In the practice of yoga and meditation, we begin to consciously create a narrative shift, moving from a localized story revolving around “me” and expanding our circle of awareness to a sense of “we.” We are all in this world, happening together, at the same time. When we live from this place—where problem-solving and understanding are our prevailing mental traits—we diminish stress, anxiety, and conflict.
When we live with the driving urge to win or be right, we are living in a defensive mode. Everything is seen as a threat to our control. But when we live in a nondefensive mode, we don’t see things as a threat. We might see them as a challenge, but challenges are good. They make us stronger and give us opportunities to rise to our highest potential as thoughtful, aware, cooperative human beings.
This is what yoga is for. It is more than a great workout and even more than a journey of self-discovery; it is a journey of fully connecting with our own hearts, where the sense of the sacred is felt. We experience meaning and purpose, and we recognize that every other being does, too. And so we feel deeply that all other beings and all other bodies are sacred, because they exist to fulfill their own meaning and purpose just as we do our own.
The ability to live at this level can seem far off, but it’s not. It starts with one simple thing, and that is the breath. All we need to do is extend our exhalations just a little, and we extend ourselves into the sacred space of our inner world—fully connected, whole, complete, and loving.

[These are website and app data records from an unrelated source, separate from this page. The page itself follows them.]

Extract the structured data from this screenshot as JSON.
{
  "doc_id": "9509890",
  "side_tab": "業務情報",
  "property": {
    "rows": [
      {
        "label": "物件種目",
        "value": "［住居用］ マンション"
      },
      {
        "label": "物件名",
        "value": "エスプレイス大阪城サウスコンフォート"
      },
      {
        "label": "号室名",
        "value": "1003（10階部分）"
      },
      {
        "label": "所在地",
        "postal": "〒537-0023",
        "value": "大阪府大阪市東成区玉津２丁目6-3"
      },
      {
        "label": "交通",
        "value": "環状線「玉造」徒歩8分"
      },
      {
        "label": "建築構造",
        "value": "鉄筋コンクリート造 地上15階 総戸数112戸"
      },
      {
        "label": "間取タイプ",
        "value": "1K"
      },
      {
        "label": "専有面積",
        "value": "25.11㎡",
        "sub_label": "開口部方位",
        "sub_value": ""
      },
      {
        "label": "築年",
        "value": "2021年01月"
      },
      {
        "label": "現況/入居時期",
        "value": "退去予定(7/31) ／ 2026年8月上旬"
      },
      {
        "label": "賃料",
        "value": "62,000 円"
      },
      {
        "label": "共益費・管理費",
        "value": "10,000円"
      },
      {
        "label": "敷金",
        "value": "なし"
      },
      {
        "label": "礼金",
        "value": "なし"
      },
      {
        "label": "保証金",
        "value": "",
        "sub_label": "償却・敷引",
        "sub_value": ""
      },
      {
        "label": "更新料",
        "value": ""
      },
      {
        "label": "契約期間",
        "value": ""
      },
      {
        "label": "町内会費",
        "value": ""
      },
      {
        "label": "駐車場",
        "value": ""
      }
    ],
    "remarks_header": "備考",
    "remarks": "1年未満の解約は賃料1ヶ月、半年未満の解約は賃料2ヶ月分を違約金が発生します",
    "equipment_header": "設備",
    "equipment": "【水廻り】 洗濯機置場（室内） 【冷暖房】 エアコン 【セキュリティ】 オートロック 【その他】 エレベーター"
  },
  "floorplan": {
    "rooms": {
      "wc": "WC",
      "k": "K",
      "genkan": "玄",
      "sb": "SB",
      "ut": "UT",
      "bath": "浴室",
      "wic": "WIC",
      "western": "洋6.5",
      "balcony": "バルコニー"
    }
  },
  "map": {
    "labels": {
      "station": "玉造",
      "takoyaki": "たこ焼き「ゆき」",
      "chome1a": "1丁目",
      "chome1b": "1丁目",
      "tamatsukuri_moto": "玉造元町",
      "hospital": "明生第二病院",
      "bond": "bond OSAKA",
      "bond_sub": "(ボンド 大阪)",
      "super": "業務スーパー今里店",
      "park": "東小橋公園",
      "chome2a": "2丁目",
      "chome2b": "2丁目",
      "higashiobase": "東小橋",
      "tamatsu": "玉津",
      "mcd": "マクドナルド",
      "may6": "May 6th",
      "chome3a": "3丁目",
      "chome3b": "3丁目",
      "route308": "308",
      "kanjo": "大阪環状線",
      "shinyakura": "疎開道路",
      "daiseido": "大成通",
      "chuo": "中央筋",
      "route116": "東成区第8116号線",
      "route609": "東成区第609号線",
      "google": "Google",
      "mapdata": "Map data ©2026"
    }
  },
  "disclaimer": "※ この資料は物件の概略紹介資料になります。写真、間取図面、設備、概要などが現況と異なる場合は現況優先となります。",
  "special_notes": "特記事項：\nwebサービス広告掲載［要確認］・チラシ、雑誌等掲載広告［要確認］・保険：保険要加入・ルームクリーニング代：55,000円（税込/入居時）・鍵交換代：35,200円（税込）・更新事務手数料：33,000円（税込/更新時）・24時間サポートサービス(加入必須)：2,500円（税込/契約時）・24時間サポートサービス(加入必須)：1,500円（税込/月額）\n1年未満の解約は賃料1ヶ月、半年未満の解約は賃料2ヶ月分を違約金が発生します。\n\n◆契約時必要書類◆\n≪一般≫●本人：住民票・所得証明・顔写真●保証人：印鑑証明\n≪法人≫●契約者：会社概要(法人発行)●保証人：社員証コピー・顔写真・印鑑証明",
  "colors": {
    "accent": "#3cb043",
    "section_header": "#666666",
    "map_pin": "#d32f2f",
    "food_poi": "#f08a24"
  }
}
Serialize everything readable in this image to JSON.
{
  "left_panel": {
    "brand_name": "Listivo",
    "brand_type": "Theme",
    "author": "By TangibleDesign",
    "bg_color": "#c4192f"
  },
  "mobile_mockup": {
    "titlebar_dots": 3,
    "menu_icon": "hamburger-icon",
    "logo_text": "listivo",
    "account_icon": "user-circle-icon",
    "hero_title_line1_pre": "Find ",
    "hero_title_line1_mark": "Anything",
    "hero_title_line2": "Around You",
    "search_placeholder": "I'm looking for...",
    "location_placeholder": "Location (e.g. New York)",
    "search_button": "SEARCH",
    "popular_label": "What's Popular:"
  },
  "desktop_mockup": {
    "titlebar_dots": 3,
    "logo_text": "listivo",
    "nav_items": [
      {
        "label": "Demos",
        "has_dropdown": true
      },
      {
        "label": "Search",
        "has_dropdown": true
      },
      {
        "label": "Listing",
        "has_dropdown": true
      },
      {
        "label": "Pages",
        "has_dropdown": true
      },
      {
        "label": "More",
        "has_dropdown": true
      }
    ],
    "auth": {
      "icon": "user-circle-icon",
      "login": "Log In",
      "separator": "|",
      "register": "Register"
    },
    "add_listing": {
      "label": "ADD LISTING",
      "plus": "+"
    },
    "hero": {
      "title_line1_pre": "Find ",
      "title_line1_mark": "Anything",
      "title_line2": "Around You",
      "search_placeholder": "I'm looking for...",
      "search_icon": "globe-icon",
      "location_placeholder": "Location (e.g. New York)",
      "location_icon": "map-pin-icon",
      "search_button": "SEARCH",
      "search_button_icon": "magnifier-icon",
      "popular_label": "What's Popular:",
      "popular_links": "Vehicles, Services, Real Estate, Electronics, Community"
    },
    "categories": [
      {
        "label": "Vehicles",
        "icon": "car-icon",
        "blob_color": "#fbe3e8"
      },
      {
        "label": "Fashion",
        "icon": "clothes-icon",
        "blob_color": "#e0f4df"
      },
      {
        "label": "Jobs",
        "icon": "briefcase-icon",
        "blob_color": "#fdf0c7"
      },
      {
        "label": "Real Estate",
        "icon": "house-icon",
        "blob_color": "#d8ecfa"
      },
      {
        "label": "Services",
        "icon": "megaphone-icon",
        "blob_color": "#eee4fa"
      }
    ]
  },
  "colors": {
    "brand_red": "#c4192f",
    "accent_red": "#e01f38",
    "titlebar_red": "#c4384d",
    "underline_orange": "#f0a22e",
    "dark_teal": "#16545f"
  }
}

Eddie Stern is a yoga master, an author, and a cofounder of Ashtanga Yoga New York, the Brooklyn Yoga Club, and the Brooklyn Ganesha Temple. He studied yoga under Patthabi Jois from 1991 until 2009, and he continues to study with Pattabhi Jois’s successors, Sharath Jois and Saraswati Jois. His latest book is One Simple Thing: A New Look at the Science of Yoga and How It Can Transform Your Life.
This article is for informational purposes only, even if and to the extent that it features the advice of physicians and medical practitioners. This article is not, nor is it intended to be, a substitute for professional medical advice, diagnosis, or treatment and should never be relied upon for specific medical advice. The views expressed in this article are the views of the expert and do not necessarily represent the views of goop.